== TASK DIRECTIONS ==
Every line of the material must be copied exactly.

== PROVIDED DATA ==
********************

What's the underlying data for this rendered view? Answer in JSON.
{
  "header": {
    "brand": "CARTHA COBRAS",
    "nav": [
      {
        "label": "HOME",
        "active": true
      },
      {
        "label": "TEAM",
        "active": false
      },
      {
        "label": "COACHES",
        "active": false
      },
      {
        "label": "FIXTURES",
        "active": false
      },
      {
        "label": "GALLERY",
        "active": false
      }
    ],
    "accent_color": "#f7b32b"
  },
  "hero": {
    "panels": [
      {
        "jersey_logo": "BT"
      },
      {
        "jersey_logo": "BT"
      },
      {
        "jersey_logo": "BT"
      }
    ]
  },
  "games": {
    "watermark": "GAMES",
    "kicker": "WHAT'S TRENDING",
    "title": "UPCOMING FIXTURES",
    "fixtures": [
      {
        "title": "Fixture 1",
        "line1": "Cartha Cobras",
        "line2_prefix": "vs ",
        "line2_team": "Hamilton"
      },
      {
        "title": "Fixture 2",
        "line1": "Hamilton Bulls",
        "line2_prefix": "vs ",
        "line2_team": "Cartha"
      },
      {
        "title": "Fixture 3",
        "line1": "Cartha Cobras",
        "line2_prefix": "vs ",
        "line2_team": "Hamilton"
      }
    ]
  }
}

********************

== WRITTEN SOLUTION ==
What's the underlying data for this rendered view? Answer in JSON.
{
  "header": {
    "brand": "CARTHA COBRAS",
    "nav": [
      {
        "label": "HOME",
        "active": true
      },
      {
        "label": "TEAM",
        "active": false
      },
      {
        "label": "COACHES",
        "active": false
      },
      {
        "label": "FIXTURES",
        "active": false
      },
      {
        "label": "GALLERY",
        "active": false
      }
    ],
    "accent_color": "#f7b32b"
  },
  "hero": {
    "panels": [
      {
        "jersey_logo": "BT"
      },
      {
        "jersey_logo": "BT"
      },
      {
        "jersey_logo": "BT"
      }
    ]
  },
  "games": {
    "watermark": "GAMES",
    "kicker": "WHAT'S TRENDING",
    "title": "UPCOMING FIXTURES",
    "fixtures": [
      {
        "title": "Fixture 1",
        "line1": "Cartha Cobras",
        "line2_prefix": "vs ",
        "line2_team": "Hamilton"
      },
      {
        "title": "Fixture 2",
        "line1": "Hamilton Bulls",
        "line2_prefix": "vs ",
        "line2_team": "Cartha"
      },
      {
        "title": "Fixture 3",
        "line1": "Cartha Cobras",
        "line2_prefix": "vs ",
        "line2_team": "Hamilton"
      }
    ]
  }
}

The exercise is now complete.